#### Action item:
Each line of data below must be printed exactly as written, with any pictures removed.

#### Data to process:
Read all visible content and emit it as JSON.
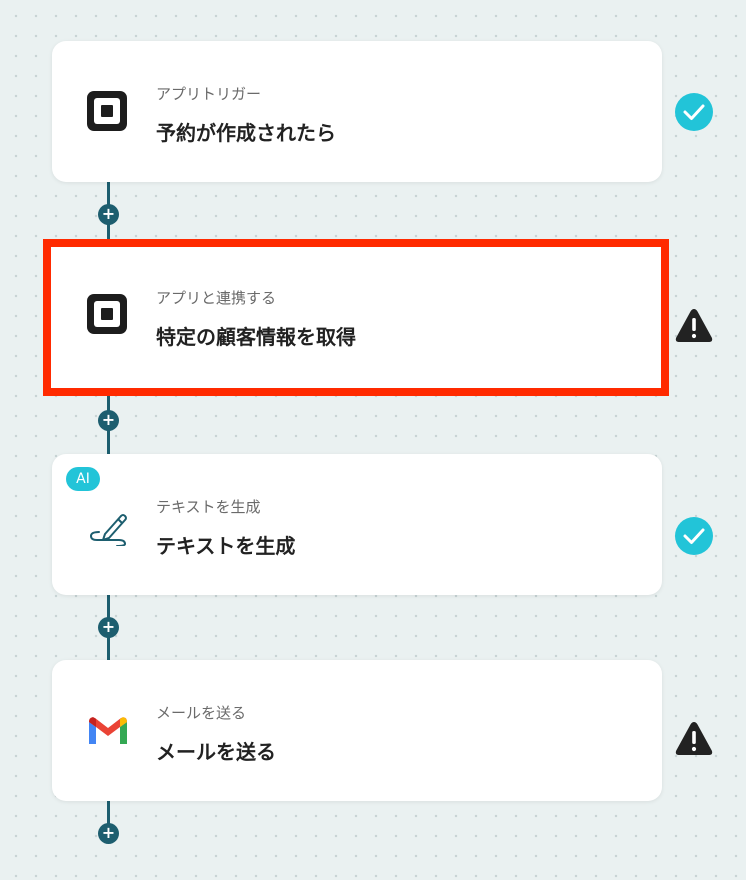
{
  "steps": [
    {
      "sub": "アプリトリガー",
      "title": "予約が作成されたら",
      "icon": "square-app-icon",
      "status": "check"
    },
    {
      "sub": "アプリと連携する",
      "title": "特定の顧客情報を取得",
      "icon": "square-app-icon",
      "status": "warning",
      "highlighted": true
    },
    {
      "sub": "テキストを生成",
      "title": "テキストを生成",
      "icon": "pen-icon",
      "status": "check",
      "badge": "AI"
    },
    {
      "sub": "メールを送る",
      "title": "メールを送る",
      "icon": "gmail-icon",
      "status": "warning"
    }
  ],
  "add_button_label": "+",
  "colors": {
    "connector": "#1d5e6f",
    "check": "#22c4d8",
    "warning": "#222222",
    "highlight_border": "#ff2a00"
  }
}
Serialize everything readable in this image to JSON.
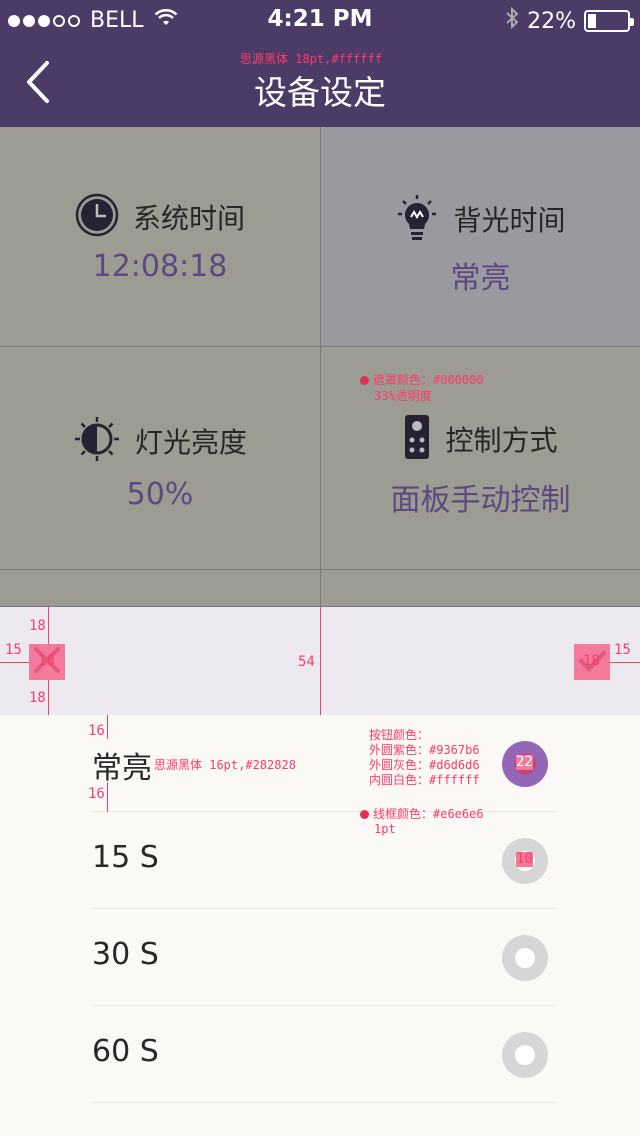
{
  "status_bar": {
    "carrier": "BELL",
    "time": "4:21 PM",
    "battery_percent": "22%",
    "battery_level": 0.22,
    "signal_dots": [
      true,
      true,
      true,
      false,
      false
    ]
  },
  "nav": {
    "back_icon": "chevron-left-icon",
    "title": "设备设定",
    "title_annotation": "思源黑体 18pt,#ffffff"
  },
  "settings": [
    {
      "label": "系统时间",
      "value": "12:08:18",
      "icon": "clock-icon"
    },
    {
      "label": "背光时间",
      "value": "常亮",
      "icon": "bulb-icon"
    },
    {
      "label": "灯光亮度",
      "value": "50%",
      "icon": "brightness-icon"
    },
    {
      "label": "控制方式",
      "value": "面板手动控制",
      "icon": "remote-icon"
    }
  ],
  "mask_annotation": {
    "line1": "遮罩颜色：#000000",
    "line2": "33%透明度"
  },
  "popup": {
    "cancel_icon": "close-icon",
    "confirm_icon": "check-icon",
    "dims": {
      "top": "18",
      "left": "15",
      "icon": "18",
      "bottom": "18",
      "height": "54",
      "right_icon": "18",
      "right": "15"
    }
  },
  "options": [
    {
      "label": "常亮",
      "selected": true
    },
    {
      "label": "15 S",
      "selected": false
    },
    {
      "label": "30 S",
      "selected": false
    },
    {
      "label": "60 S",
      "selected": false
    }
  ],
  "option_annotations": {
    "font": "思源黑体 16pt,#282828",
    "pad_top": "16",
    "pad_bottom": "16",
    "button_title": "按钮颜色：",
    "outer_purple": "外圆紫色：#9367b6",
    "outer_gray": "外圆灰色：#d6d6d6",
    "inner_white": "内圆白色：#ffffff",
    "selected_size": "22",
    "unselected_size": "10",
    "border_color": "线框颜色：#e6e6e6",
    "border_width": "1pt"
  },
  "colors": {
    "header": "#4b3b66",
    "value_text": "#5e4880",
    "accent": "#9367b6"
  }
}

#### Task answer:
Read all visible content and emit it as JSON.
{
  "steps": [
    {
      "sub": "アプリトリガー",
      "title": "予約が作成されたら",
      "icon": "square-app-icon",
      "status": "check"
    },
    {
      "sub": "アプリと連携する",
      "title": "特定の顧客情報を取得",
      "icon": "square-app-icon",
      "status": "warning",
      "highlighted": true
    },
    {
      "sub": "テキストを生成",
      "title": "テキストを生成",
      "icon": "pen-icon",
      "status": "check",
      "badge": "AI"
    },
    {
      "sub": "メールを送る",
      "title": "メールを送る",
      "icon": "gmail-icon",
      "status": "warning"
    }
  ],
  "add_button_label": "+",
  "colors": {
    "connector": "#1d5e6f",
    "check": "#22c4d8",
    "warning": "#222222",
    "highlight_border": "#ff2a00"
  }
}
Serialize everything readable in this image to JSON.
{
  "status_bar": {
    "carrier": "BELL",
    "time": "4:21 PM",
    "battery_percent": "22%",
    "battery_level": 0.22,
    "signal_dots": [
      true,
      true,
      true,
      false,
      false
    ]
  },
  "nav": {
    "back_icon": "chevron-left-icon",
    "title": "设备设定",
    "title_annotation": "思源黑体 18pt,#ffffff"
  },
  "settings": [
    {
      "label": "系统时间",
      "value": "12:08:18",
      "icon": "clock-icon"
    },
    {
      "label": "背光时间",
      "value": "常亮",
      "icon": "bulb-icon"
    },
    {
      "label": "灯光亮度",
      "value": "50%",
      "icon": "brightness-icon"
    },
    {
      "label": "控制方式",
      "value": "面板手动控制",
      "icon": "remote-icon"
    }
  ],
  "mask_annotation": {
    "line1": "遮罩颜色：#000000",
    "line2": "33%透明度"
  },
  "popup": {
    "cancel_icon": "close-icon",
    "confirm_icon": "check-icon",
    "dims": {
      "top": "18",
      "left": "15",
      "icon": "18",
      "bottom": "18",
      "height": "54",
      "right_icon": "18",
      "right": "15"
    }
  },
  "options": [
    {
      "label": "常亮",
      "selected": true
    },
    {
      "label": "15 S",
      "selected": false
    },
    {
      "label": "30 S",
      "selected": false
    },
    {
      "label": "60 S",
      "selected": false
    }
  ],
  "option_annotations": {
    "font": "思源黑体 16pt,#282828",
    "pad_top": "16",
    "pad_bottom": "16",
    "button_title": "按钮颜色：",
    "outer_purple": "外圆紫色：#9367b6",
    "outer_gray": "外圆灰色：#d6d6d6",
    "inner_white": "内圆白色：#ffffff",
    "selected_size": "22",
    "unselected_size": "10",
    "border_color": "线框颜色：#e6e6e6",
    "border_width": "1pt"
  },
  "colors": {
    "header": "#4b3b66",
    "value_text": "#5e4880",
    "accent": "#9367b6"
  }
}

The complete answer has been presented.